  1. We know how much you need to stop sitting. T or F

Not yet.

  1. Reasonable goal would be to cut down 2-3 hours a day of sitting.

That’s the author’s advice.




Brown Fat, Good Fat

Brown Fat, Good Fat

References:   Seale, Diabetes , van der Lans JCI Images from van der Lans, Cypess NEJM


It’s cold.   Wisconsin gets cold but this is extra lousy.   Last winter, it lasted for months.   Yet, my squirrels sit out there on the feeder and look toasty warm. How do they do it?     Brown fat.

Ever heard of brown fat?   You had a lot of it, once. As a newborn, a fair amount of your fat is brown fat.   It is stored in greatest amount between your shoulder blades.
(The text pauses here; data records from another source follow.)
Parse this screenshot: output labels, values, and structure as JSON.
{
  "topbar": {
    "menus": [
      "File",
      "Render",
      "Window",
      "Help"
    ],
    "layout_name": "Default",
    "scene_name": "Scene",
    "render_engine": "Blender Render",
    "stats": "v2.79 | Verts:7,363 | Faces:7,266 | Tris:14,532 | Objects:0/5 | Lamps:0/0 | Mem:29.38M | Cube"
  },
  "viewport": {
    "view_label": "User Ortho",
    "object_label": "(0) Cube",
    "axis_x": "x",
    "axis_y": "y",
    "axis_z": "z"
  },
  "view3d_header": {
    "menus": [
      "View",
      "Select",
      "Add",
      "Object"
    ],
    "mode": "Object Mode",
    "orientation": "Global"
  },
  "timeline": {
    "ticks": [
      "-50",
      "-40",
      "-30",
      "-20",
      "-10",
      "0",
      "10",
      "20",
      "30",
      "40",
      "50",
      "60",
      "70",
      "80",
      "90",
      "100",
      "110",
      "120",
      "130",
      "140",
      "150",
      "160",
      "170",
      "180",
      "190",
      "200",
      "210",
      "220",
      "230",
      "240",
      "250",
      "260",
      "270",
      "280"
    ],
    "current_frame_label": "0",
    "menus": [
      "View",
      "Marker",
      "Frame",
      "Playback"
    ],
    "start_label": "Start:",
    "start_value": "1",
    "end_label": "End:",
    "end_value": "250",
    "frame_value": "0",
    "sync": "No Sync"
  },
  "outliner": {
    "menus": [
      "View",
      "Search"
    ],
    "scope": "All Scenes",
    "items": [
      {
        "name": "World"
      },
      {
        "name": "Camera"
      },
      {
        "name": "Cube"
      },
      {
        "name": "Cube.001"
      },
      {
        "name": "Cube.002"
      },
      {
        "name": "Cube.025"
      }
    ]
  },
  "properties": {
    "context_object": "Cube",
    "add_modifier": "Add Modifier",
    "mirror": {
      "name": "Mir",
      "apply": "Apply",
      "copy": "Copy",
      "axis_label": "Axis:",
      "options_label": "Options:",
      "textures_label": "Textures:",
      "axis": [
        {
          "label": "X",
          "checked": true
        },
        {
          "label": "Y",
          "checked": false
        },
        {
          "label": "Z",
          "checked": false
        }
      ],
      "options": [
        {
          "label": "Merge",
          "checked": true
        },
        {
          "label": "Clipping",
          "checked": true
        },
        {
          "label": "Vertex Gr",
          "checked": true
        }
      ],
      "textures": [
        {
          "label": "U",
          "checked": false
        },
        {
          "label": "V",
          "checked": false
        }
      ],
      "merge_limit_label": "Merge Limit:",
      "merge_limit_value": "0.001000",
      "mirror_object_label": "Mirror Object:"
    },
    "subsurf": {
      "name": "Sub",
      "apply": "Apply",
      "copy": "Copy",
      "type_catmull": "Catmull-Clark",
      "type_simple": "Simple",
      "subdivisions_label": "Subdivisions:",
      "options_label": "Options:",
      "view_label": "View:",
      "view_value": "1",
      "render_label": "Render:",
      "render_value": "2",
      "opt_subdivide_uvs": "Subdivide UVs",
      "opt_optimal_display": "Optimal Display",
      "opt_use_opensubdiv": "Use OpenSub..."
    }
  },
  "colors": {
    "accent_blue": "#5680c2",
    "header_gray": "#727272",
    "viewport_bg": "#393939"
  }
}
But check out the image link above for where PET scans show you to have fat. The amount regresses rapidly as you age, and adult humans don’t have much.   But, we keep ourselves warm all the time.   Squirrels and rodents in general have a lot of it.   They don’t have central heating in their dens.

What is important about brown fat? It has a unique protein in it that takes the energy you might normally convert into your internal gasoline called ATP, and instead makes it into heat.   That’s it. It simply turns on an internal heater that keeps you warmer without shivering. It’s called NST or Non Shivering Thermogenesis. Of course, you would be burning energy but you aren’t actively moving muscle to do it. Instead, you get all the energy turned into heat. The protein is called UnCoupling Protein or UCP-1, if you want jargon.    Regular skeletal muscle doesn’t have UCP. All it can do is shiver.

Now, Cypess in the NEJM reference above did a brilliant study showing that humans have a lot of brown fat. It shows up actively on PET scans, looking for cancer, as little hot spots.   But people who have been kept warm all the time, never need to develop their brown fat and have much, much less of it.

Hmmm. Can you develop your brown fat?   Can you get used to the cold?   Well, aren’t you feeling a bit more used to winter now than you used to be? Remember how cold you were that first day in November when we had the first return of the dreaded polar vortex? Yes, you do get used to the cold. You get acclimatized to it. It is a result of developing your brown fat.   How do we know that?

That what van Der Lans article is about.   He took 17 healthy young adults (23 +/- 3 years) and exposed them to 6 hours a day of temperature of 16 degrees celsius (60o F).     They did that for 10 days, then repeated PET scans on them to measure the change in their brown fat.   Results: a lot more brown fat, less shivering, less feeling cold,   Non-shivering thermogenesis or NST increased from 10% to 17% and their resting metabolic rate increased . Women went from 6.2 to 6.9 MJ/hour of resting metabolic rate.   Men went from 7.6 to 8.5 MJ.   They were acclimatized to the mildly cold temperature.

But did you get that?   You can turn up the rate at which your basal metabolism is cooking along. Could this be a way of losing weight and controlling diabetes? Yes! That’s what Seale’s article is about. As animals get fat with forced feeding experiments, they make more brown fat.   Their bodies are trying not to gain weight by having their NST turned on.   They stay hot all the time as an effort to get rid of their extra calories. Cold may be your friend. You just have to get used to it.

WWW. What will work for me.   Well, I’m out in this miserable cold every day, off and on.   I’ve not been hiking or walking as much as I would like because I don’t want to break an ankle. But I am turning our thermostat down at night.   I wish I could get a PET scan and see how much brown fat I had stored up.

Pop Quiz

  1. Brown fat is what keeps animals warm in winter – that’s how the squirrels are staying alive right now (-8o). T or F


  1. Humans have brown fat? T or F

Also true. Especially just as we are born.

  1. Most of our brown fat is between our shoulder blades?   T or F

True, also around our torsos

  1. We can make more brown fat by being exposed to 60o temperature for 10 days.   T or F


  1. Brown fat has been proven to help us lose weight? T or F

False. Not proven yet, but very intruiging.

  1. As animals get obese, they make more brown fat? T or F

Also true. And stay warmer – as though they were trying to get rid of the extra fat.